=== Section Start ===

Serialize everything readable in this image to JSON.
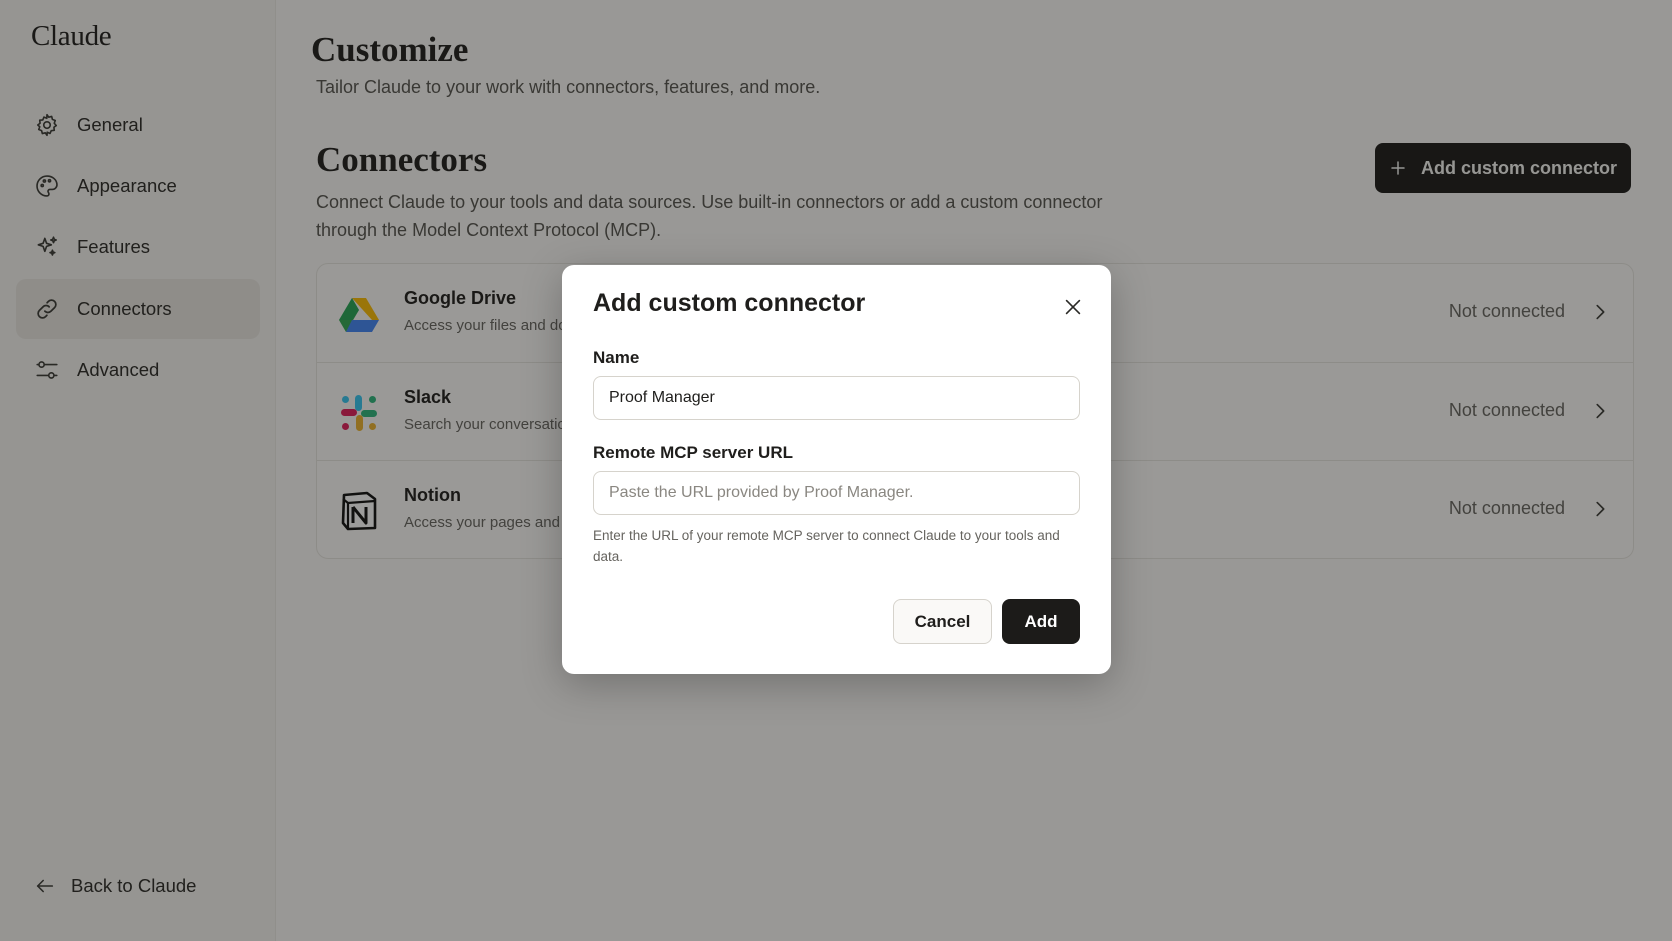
{
  "sidebar": {
    "brand": "Claude",
    "items": [
      {
        "label": "General",
        "icon": "gear-icon"
      },
      {
        "label": "Appearance",
        "icon": "palette-icon"
      },
      {
        "label": "Features",
        "icon": "sparkle-icon"
      },
      {
        "label": "Connectors",
        "icon": "link-icon",
        "active": true
      },
      {
        "label": "Advanced",
        "icon": "sliders-icon"
      }
    ],
    "back_label": "Back to Claude"
  },
  "main": {
    "title": "Customize",
    "subtitle": "Tailor Claude to your work with connectors, features, and more.",
    "section_title": "Connectors",
    "section_desc": "Connect Claude to your tools and data sources. Use built-in connectors or add a custom connector through the Model Context Protocol (MCP).",
    "add_button_label": "Add custom connector",
    "connectors": [
      {
        "name": "Google Drive",
        "desc": "Access your files and doc",
        "status": "Not connected",
        "icon": "google-drive-icon"
      },
      {
        "name": "Slack",
        "desc": "Search your conversation",
        "status": "Not connected",
        "icon": "slack-icon"
      },
      {
        "name": "Notion",
        "desc": "Access your pages and d",
        "status": "Not connected",
        "icon": "notion-icon"
      }
    ]
  },
  "modal": {
    "title": "Add custom connector",
    "name_label": "Name",
    "name_value": "Proof Manager",
    "url_label": "Remote MCP server URL",
    "url_placeholder": "Paste the URL provided by Proof Manager.",
    "helper_text": "Enter the URL of your remote MCP server to connect Claude to your tools and data.",
    "cancel_label": "Cancel",
    "add_label": "Add"
  },
  "colors": {
    "primary_button": "#1c1b19",
    "overlay": "#141311"
  }
}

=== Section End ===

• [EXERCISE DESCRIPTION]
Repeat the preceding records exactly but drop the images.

• [ANSWER SPACE]
Serialize everything readable in this image to JSON.
{
  "sidebar": {
    "brand": "Claude",
    "items": [
      {
        "label": "General",
        "icon": "gear-icon"
      },
      {
        "label": "Appearance",
        "icon": "palette-icon"
      },
      {
        "label": "Features",
        "icon": "sparkle-icon"
      },
      {
        "label": "Connectors",
        "icon": "link-icon",
        "active": true
      },
      {
        "label": "Advanced",
        "icon": "sliders-icon"
      }
    ],
    "back_label": "Back to Claude"
  },
  "main": {
    "title": "Customize",
    "subtitle": "Tailor Claude to your work with connectors, features, and more.",
    "section_title": "Connectors",
    "section_desc": "Connect Claude to your tools and data sources. Use built-in connectors or add a custom connector through the Model Context Protocol (MCP).",
    "add_button_label": "Add custom connector",
    "connectors": [
      {
        "name": "Google Drive",
        "desc": "Access your files and doc",
        "status": "Not connected",
        "icon": "google-drive-icon"
      },
      {
        "name": "Slack",
        "desc": "Search your conversation",
        "status": "Not connected",
        "icon": "slack-icon"
      },
      {
        "name": "Notion",
        "desc": "Access your pages and d",
        "status": "Not connected",
        "icon": "notion-icon"
      }
    ]
  },
  "modal": {
    "title": "Add custom connector",
    "name_label": "Name",
    "name_value": "Proof Manager",
    "url_label": "Remote MCP server URL",
    "url_placeholder": "Paste the URL provided by Proof Manager.",
    "helper_text": "Enter the URL of your remote MCP server to connect Claude to your tools and data.",
    "cancel_label": "Cancel",
    "add_label": "Add"
  },
  "colors": {
    "primary_button": "#1c1b19",
    "overlay": "#141311"
  }
}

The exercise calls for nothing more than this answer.